Thanks to virtual tours, online mortgage applications, remote notarization and tech tools like Facetime, real estate agents in South Florida are still conducting business these days.
“Now, with technology such as smartphones and social media, buyers and sellers are relying a lot more on the internet to guide them, so people are more comfortable with technology,” said Stephan Burke, an executive director of luxury sales for Douglas Elliman Real Estate in Miami Beach.
Burke recently closed on a 2,271-square-foot listing that he held with fellow executive director Carol Cassis. “This buyer was in Europe and could have easily flown in, but he was very comfortable with the technology. From the first showing to the inspection to the walk-through, the buyer trusted the technology and was accepting of it.”
The buyer, who was in Germany and represented by Elliman agent Marion Ott, was “present” during the transaction through video chats conducted via Facetime.
While Burke’s listing closed virtually because the buyer was out of the United States, the same principles that allowed this transaction to be consummated also apply to selling homes in the age of the coronavirus pandemic.
Real estate practitioners are adjusting their practices to continue to conduct business: from open houses to virtual tours and from in-person closings with all parties around the table to remote closings with online notaries.

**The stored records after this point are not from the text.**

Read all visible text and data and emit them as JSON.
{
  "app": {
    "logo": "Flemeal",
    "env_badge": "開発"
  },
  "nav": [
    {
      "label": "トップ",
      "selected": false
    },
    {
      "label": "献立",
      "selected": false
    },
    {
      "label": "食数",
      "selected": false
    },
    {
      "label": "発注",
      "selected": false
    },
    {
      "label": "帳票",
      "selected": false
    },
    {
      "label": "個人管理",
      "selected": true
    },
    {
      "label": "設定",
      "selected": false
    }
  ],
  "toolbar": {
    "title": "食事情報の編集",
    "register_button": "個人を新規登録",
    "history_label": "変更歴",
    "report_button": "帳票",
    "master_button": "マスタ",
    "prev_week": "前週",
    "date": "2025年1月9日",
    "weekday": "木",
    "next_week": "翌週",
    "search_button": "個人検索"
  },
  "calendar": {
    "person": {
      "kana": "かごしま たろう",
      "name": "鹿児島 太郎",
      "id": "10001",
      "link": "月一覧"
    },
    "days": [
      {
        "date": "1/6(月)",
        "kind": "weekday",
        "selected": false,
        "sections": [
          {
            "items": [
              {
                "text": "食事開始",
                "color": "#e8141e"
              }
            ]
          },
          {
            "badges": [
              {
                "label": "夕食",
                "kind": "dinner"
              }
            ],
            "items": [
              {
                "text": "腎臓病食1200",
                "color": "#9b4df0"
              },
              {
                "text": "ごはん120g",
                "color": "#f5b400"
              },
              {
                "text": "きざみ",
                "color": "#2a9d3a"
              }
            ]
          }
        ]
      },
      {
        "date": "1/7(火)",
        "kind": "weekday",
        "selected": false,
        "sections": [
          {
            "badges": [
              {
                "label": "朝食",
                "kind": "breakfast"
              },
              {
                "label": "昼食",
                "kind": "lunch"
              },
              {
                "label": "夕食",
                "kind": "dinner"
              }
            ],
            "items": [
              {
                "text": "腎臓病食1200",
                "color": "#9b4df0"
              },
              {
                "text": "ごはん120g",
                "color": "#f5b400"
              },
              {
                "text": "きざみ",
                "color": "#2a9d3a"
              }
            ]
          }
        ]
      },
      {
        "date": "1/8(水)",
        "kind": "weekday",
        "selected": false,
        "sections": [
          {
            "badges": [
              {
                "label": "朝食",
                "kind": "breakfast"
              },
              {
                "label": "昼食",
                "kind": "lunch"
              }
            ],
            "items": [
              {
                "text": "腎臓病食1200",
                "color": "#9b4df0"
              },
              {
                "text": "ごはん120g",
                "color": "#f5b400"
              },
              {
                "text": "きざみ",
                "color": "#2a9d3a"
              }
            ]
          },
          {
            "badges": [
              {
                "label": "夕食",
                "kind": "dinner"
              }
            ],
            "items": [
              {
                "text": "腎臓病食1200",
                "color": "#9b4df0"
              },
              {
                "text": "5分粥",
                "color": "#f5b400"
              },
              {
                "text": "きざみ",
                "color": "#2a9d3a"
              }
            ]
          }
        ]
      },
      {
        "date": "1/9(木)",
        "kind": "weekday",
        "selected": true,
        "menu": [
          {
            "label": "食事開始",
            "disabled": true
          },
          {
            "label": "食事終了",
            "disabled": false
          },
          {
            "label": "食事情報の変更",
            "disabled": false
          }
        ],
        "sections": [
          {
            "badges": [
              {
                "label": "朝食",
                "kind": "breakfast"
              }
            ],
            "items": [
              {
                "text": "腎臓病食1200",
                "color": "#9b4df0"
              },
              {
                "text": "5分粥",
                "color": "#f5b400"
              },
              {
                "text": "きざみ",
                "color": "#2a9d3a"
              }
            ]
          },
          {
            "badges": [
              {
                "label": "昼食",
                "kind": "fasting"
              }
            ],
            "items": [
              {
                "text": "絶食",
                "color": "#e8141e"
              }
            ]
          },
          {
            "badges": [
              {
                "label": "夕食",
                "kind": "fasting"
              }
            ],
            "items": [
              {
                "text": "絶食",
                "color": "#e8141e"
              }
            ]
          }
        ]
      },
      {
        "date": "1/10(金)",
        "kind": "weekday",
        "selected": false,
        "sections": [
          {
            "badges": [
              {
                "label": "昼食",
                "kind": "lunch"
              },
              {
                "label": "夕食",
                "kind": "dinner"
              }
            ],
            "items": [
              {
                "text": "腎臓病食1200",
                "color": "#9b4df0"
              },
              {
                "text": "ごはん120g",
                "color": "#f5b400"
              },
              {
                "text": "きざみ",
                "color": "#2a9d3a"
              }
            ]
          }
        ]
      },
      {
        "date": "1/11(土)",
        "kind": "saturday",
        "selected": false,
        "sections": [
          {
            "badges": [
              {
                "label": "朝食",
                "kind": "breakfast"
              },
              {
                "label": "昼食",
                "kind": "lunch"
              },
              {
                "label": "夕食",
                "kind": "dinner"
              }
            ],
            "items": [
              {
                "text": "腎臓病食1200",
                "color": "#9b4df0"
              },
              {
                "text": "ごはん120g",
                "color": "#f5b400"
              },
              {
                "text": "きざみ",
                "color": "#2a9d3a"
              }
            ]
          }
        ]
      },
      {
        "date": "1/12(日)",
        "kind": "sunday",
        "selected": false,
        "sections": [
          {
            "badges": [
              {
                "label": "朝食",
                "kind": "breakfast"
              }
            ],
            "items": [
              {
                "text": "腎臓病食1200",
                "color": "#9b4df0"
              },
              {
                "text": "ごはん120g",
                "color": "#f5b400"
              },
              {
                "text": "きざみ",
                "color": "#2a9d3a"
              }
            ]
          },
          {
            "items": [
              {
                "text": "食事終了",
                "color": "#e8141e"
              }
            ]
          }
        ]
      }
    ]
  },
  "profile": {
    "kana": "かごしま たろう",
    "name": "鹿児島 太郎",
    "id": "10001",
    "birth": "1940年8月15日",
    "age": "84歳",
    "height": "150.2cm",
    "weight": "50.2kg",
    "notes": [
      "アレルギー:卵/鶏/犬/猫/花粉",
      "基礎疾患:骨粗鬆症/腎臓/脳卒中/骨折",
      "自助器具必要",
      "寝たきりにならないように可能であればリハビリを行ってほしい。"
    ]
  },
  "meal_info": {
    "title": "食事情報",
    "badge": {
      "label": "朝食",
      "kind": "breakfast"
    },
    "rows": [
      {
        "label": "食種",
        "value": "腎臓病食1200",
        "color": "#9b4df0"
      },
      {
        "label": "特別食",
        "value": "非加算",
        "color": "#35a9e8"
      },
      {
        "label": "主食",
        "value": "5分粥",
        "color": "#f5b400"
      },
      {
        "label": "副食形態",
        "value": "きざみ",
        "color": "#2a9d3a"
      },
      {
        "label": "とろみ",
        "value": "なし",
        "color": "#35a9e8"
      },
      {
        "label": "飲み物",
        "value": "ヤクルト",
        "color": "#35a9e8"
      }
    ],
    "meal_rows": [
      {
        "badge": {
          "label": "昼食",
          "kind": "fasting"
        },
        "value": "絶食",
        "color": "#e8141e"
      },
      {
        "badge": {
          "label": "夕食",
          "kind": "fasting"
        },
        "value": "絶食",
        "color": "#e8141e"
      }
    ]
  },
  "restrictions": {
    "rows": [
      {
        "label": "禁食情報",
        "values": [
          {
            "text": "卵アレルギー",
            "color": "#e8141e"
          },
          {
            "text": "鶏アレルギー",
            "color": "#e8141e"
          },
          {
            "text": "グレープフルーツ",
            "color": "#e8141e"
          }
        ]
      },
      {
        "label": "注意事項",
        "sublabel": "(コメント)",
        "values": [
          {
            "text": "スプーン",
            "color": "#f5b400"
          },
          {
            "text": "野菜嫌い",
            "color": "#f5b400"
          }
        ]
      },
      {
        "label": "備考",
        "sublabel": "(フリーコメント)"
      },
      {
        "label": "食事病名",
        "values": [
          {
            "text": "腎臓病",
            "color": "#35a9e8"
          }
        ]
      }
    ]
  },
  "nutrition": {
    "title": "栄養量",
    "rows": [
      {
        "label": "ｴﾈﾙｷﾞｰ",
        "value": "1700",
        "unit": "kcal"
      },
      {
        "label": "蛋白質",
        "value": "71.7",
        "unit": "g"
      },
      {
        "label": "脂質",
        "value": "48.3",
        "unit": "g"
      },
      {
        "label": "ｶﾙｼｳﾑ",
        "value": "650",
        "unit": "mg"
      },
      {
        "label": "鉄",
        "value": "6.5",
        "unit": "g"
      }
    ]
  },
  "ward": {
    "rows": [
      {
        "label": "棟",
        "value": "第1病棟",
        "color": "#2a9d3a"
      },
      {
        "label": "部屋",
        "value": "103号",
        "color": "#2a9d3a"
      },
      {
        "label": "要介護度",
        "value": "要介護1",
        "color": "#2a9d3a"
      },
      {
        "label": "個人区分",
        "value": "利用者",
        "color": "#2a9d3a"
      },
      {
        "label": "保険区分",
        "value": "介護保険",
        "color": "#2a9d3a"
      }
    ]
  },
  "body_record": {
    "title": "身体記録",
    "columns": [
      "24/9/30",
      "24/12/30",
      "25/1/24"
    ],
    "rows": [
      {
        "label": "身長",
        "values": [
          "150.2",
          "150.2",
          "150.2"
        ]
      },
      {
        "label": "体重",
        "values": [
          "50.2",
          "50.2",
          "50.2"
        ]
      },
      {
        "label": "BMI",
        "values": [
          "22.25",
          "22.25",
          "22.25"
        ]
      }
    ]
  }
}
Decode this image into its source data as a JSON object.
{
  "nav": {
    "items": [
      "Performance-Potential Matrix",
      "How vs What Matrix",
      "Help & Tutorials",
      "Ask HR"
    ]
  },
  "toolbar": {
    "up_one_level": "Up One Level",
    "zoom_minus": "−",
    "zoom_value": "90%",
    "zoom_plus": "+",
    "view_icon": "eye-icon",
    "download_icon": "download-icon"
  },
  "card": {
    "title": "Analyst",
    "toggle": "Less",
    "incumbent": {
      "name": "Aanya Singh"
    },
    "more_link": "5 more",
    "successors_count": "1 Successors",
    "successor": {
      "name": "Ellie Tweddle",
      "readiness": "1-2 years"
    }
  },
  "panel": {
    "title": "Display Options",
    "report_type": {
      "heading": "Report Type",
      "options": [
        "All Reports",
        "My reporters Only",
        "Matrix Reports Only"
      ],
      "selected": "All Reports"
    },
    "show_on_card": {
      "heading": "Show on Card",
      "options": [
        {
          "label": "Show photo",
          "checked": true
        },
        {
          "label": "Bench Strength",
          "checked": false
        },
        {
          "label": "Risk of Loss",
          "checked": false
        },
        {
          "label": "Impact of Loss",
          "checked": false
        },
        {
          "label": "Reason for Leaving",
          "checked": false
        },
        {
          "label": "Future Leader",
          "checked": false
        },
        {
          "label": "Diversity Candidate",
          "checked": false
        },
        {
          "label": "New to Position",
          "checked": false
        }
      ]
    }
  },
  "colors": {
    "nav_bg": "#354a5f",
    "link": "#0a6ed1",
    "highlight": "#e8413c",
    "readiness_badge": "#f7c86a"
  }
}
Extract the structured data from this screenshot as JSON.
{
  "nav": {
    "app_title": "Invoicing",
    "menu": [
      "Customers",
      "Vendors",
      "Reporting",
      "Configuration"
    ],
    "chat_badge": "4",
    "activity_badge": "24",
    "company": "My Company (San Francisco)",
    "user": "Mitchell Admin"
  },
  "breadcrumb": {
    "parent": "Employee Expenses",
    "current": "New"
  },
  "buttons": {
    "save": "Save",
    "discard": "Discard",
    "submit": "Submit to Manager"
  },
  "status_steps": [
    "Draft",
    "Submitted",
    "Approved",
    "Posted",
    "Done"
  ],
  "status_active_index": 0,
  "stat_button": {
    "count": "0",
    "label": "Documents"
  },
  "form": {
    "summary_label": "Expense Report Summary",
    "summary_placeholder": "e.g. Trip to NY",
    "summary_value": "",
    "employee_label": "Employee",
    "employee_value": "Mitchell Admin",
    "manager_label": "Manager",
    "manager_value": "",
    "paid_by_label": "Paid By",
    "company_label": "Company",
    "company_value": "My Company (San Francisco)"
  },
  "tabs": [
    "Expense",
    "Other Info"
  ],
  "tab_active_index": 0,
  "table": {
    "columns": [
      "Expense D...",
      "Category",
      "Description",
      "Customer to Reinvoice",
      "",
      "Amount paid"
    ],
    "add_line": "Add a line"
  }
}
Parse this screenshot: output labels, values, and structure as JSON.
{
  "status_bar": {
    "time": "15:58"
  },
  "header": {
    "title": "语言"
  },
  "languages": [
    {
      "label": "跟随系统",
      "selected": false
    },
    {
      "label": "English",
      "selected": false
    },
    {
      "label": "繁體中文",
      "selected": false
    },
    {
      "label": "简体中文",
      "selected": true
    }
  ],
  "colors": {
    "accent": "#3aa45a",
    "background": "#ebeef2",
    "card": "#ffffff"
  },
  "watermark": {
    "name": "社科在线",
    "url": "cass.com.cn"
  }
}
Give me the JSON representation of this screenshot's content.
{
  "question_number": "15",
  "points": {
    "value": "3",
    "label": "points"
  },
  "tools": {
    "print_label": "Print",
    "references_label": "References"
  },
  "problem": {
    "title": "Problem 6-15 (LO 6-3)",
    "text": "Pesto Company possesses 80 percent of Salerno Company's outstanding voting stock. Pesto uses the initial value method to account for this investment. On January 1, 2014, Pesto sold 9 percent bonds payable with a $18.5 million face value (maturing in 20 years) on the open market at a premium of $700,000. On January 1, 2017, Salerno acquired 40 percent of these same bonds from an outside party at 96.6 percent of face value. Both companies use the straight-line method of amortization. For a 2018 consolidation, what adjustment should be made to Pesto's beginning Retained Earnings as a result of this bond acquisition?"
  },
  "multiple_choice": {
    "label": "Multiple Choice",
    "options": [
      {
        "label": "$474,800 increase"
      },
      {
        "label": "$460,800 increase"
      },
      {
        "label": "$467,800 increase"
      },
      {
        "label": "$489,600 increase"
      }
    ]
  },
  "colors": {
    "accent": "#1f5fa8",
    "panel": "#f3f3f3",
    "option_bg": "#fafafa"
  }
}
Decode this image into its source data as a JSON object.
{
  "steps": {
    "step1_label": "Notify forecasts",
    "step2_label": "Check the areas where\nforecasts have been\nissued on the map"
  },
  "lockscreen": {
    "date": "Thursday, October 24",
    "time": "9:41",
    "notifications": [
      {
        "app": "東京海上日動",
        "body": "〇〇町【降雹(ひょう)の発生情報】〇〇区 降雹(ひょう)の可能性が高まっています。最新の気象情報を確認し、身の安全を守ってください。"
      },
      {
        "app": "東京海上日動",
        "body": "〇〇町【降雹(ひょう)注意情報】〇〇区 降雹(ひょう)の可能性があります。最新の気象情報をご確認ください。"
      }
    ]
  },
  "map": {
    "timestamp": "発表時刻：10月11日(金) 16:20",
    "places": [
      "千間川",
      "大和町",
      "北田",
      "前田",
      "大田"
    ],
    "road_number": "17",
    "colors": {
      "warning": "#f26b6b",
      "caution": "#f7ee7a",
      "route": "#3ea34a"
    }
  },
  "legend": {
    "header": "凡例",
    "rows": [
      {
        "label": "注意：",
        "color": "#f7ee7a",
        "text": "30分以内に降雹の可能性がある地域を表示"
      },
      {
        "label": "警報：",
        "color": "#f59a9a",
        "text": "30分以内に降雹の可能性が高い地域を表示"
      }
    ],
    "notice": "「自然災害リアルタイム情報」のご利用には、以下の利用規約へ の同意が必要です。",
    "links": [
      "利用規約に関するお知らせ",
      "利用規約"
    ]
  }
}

Seattle-based real-estate brokerage Redfin recently reported a 494% increase in requests for agent-led video home tours. To respond to the new normal in the real estate business, the company has replaced open houses with three-dimensional scans of nearly every Redfin listing and shifted to electronic closings, where notary services and the entire closing process can be conducted online where permitted by law.
According to the Florida Department of State, remote online notarizations became legal in Florida on Jan. 1, 2020, allowing buyers and sellers to close on a home without actually being in the same room.
That’s exactly what Burke and Cassis did with their listing at 620 N. Shore Drive in Miami Beach, which sold for $750,000 after initially hitting the market in September 2019 for $895,000 and then undergoing several price reductions.
The three-bedroom, two-bath home, built in 1950 in the gated community of Normandy Shores, has a new kitchen and baths, stainless-steel appliances, a Tesla charger and a tropical backyard with an oversized pool and built-in barbecue.
The seller, who is downsizing, purchased the home in December 2014 for $829,000. The new owner has already listed it for rent — at $6,500 per month.
Both Burke and Cassis predict that real estate deals will tap technology even more in the future. “The public is more trusting of the technology,” Burke said. “So people are not afraid to pull the trigger sight unseen.”
By Robyn A. Friedman | April 02, 2020 6:00AM